Though Charlotte Salomon, a German-Jewish woman, did not survive the Holocaust, her distinctive art did. The 769 paintings that compose her autobiographical series titled Life? or Theater? reveal her tragic story. Susan Wider uses Salomon's art along with meticulous research to guide readers through the young painter's fateful life during World War II.
Charlotte acquired her love of art at a young age when her governess introduced her to painting. She was hooked immediately and extremely passionate about her art. Wider effectively relates Charlotte's intensity with anecdotes that describe events like hearing her stepmother sing in concert for the first time: "The glorious tone of Paula's voice soaring over the rich music from the orchestra sounded like colors.... She heard blues and reds and yellows showering over her." Wider also illuminates Charlotte's dogged determination to follow her dreams and say something to humanity. Charlotte fought to get into art school after failing the entrance exam, obsessively painted hidden away in a hotel room and left her extraordinary legacy with her doctor before being arrested and sent "with her unborn child... to the gas chamber on arrival at Auschwitz."

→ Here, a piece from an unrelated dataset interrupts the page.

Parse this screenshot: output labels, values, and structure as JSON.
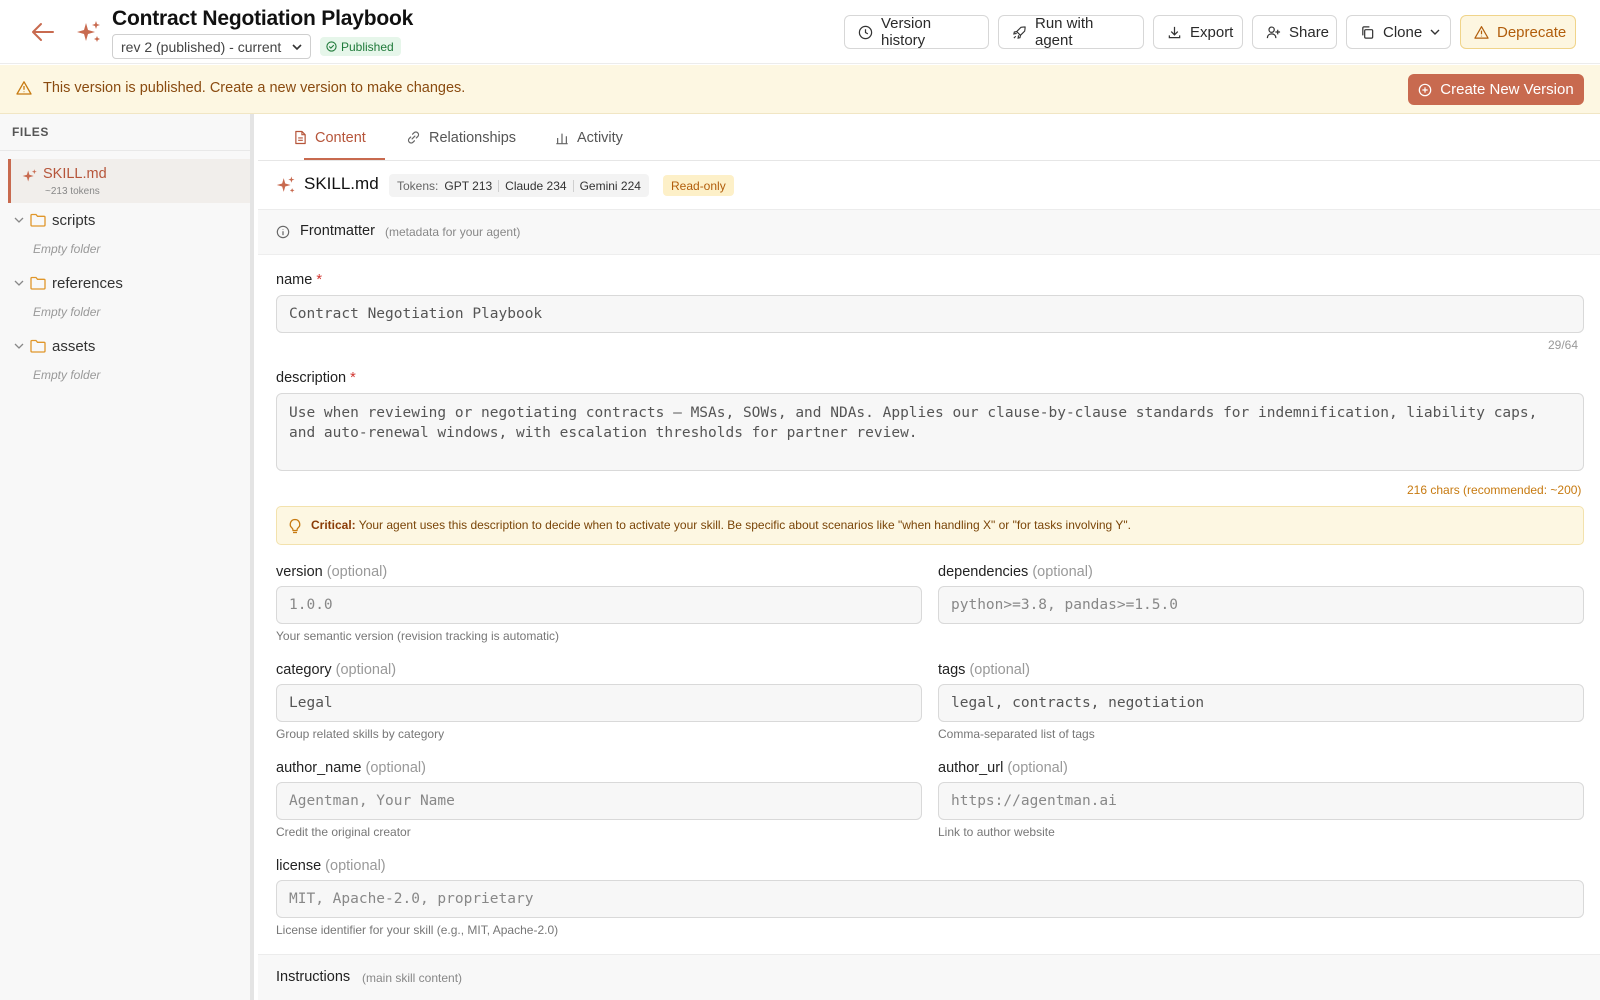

Accompanying Wider's narration are color photographs of selected paintings from Life? or Theater?, allowing the audience to fully appreciate the singularity of Salomon's work. This debut is an excellent introduction to an artist with whom young readers may not be well acquainted, and it's a haunting reminder of how much talent and beauty was lost in the Holocaust. --Jen Forbus, freelancer